Today I'll get the top feeders set up on both hives. That should help them get strong. The queen-less hive should be making that determination any time now. They have queen cups already built (they like to be prepared). Fingers crossed that they are able to find a young enough egg or larva to create a queen. These bees are good managers and on the ball, so I have faith they can come through for me. We'll go into both hives in a month and check for brood. If it is present we'll know there are 2 queens.

Tuesday, June 12, 2012

Ta Da! The Dress Fits!!!

I can't believe I actually sewed a garment that fits. My daughter says she loves it. I am over the moon.

Monday, June 11, 2012

Splitting the Hive. Now There Are Two (We Hope).

I now have 2 hives! 
The original one the left and the new one on the right.

I remembered to take pictures this time. Come along with me as I split my bee hive in two. I got started early in the morning, while the bees were still in the hive. Here they are waiting on the "porch" for the sun to warm them up. It's easier to work around the hive when the bees aren't yet out flying. You can see them peeking out.

First I needed to dig up my 2 rhubarb plants. I never liked them much, anyway. I didn't realize there were "ugly" rhubarbs. My variety was pale, not the brilliant red I remembered from my youth. And my plants had flowers. Hideously ugly flowers. I chopped off all the stalks which I'll freeze and perhaps turn into wine at some point.

I set the corms out by the road and put up a Craigslist ad inviting folks to come give them a new home.

This is the spot where the rhubarb used to reside. It will now be an extended addition to my bee yard.

It's kind of awkward to try to grow plants around the hives, or to try to weed around them. My new plan is to put down weed blocks consisting of wood and old carpet. I just happened to have some lying around.

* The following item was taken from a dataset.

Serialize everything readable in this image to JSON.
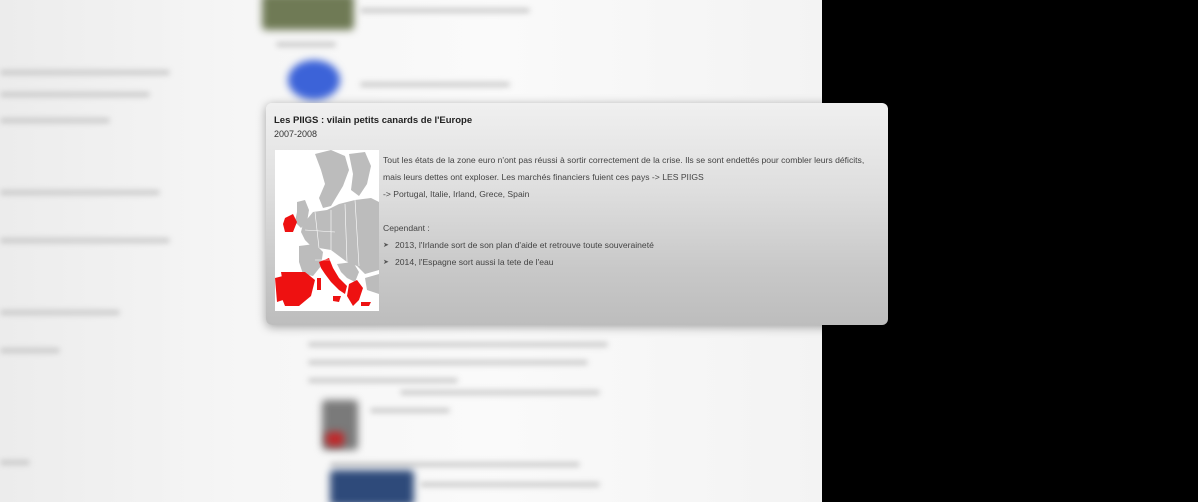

Once I had the area cleared of weeds and relatively level I was ready to put down a piece of plywood (to keep down weeds) and then make a stable base from cinder blocks. This keeps the hive up off the ground. I needed the bottom board to be level across the front but canted slightly forward so the rain will run out instead of pooling inside the hive. By this time the bees were getting more active and heading out for flights.

I placed a box of frames on top of the bottom board, got my telescoping lid and inner cover ready, and waited for my bee buddy, Kristine, to show up. I use what are called 8 frame medium boxes, but these actually hold 9 frames each.

We enjoyed a lunch of chili and cornbread, then it was time to suit up, smoke the bees, and start dismantling their home. The bees were incredibly docile today. They really didn't pay us much attention. We looked into the top 3 boxes but never found the queen.

My queen isn't marked so it is difficult to find her among 50,000 bees. She's making babies so she's got to be in there somewhere. The bees looked to be handling their crowded state very well. We decided to simply move those top 3 boxes to the new hive location. The hive without the queen should realize that very soon and they have the ability to create a new queen. I am going to start feeding both hives to make sure they are getting enough food. We saw brood and pollen in the hive, but not much honey. I want to make sure they make enough honey for them, and mama, this fall. Look at this cool piece of wax comb they built. And below that is a picture of some more wax we scraped from the top of some of the frames. My bees like to put brood in odd places.

Here is a dead drone larva. We always end up with casualties when we go into the hive. Which is why I try not to bother them more than is needed.

After we got the hives set up Kristine and I sat out under the apple tree and watched the bees come and go. This little hummingbird sat in the tree over our heads and hung out with us for quite a while.

I will keep you updated as to the status of the hives. I hope the new one will flourish and I'll have 2 strong hives very soon. I need to get those new top feeders in place. Probably Wednesday. Tomorrow I have to give my eldest son a sewing lesson.